• **Brief**
Output the entries below so that they read exactly as they do now.
The data: Begin
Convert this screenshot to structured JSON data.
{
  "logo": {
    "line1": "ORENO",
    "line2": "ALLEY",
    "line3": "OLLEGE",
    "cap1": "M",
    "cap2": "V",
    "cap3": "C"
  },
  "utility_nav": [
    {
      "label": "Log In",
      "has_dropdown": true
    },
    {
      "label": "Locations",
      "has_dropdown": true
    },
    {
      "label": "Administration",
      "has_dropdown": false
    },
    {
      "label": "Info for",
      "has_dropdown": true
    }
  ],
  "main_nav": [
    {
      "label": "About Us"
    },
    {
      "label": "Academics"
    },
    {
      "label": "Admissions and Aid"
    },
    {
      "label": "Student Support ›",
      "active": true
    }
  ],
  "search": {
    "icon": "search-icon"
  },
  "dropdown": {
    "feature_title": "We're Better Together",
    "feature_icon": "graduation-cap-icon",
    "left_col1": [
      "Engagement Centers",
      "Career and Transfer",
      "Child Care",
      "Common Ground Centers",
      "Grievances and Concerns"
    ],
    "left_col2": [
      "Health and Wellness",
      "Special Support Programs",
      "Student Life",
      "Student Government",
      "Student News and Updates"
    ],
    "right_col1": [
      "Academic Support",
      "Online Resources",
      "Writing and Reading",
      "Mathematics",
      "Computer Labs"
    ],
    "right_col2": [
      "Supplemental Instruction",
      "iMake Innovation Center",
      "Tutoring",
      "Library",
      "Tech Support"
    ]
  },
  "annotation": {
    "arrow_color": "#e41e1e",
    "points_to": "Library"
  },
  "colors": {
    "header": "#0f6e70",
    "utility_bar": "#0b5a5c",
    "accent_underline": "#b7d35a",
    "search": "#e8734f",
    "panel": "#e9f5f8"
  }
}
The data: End
• **Task solution**
Convert this screenshot to structured JSON data.
{
  "logo": {
    "line1": "ORENO",
    "line2": "ALLEY",
    "line3": "OLLEGE",
    "cap1": "M",
    "cap2": "V",
    "cap3": "C"
  },
  "utility_nav": [
    {
      "label": "Log In",
      "has_dropdown": true
    },
    {
      "label": "Locations",
      "has_dropdown": true
    },
    {
      "label": "Administration",
      "has_dropdown": false
    },
    {
      "label": "Info for",
      "has_dropdown": true
    }
  ],
  "main_nav": [
    {
      "label": "About Us"
    },
    {
      "label": "Academics"
    },
    {
      "label": "Admissions and Aid"
    },
    {
      "label": "Student Support ›",
      "active": true
    }
  ],
  "search": {
    "icon": "search-icon"
  },
  "dropdown": {
    "feature_title": "We're Better Together",
    "feature_icon": "graduation-cap-icon",
    "left_col1": [
      "Engagement Centers",
      "Career and Transfer",
      "Child Care",
      "Common Ground Centers",
      "Grievances and Concerns"
    ],
    "left_col2": [
      "Health and Wellness",
      "Special Support Programs",
      "Student Life",
      "Student Government",
      "Student News and Updates"
    ],
    "right_col1": [
      "Academic Support",
      "Online Resources",
      "Writing and Reading",
      "Mathematics",
      "Computer Labs"
    ],
    "right_col2": [
      "Supplemental Instruction",
      "iMake Innovation Center",
      "Tutoring",
      "Library",
      "Tech Support"
    ]
  },
  "annotation": {
    "arrow_color": "#e41e1e",
    "points_to": "Library"
  },
  "colors": {
    "header": "#0f6e70",
    "utility_bar": "#0b5a5c",
    "accent_underline": "#b7d35a",
    "search": "#e8734f",
    "panel": "#e9f5f8"
  }
}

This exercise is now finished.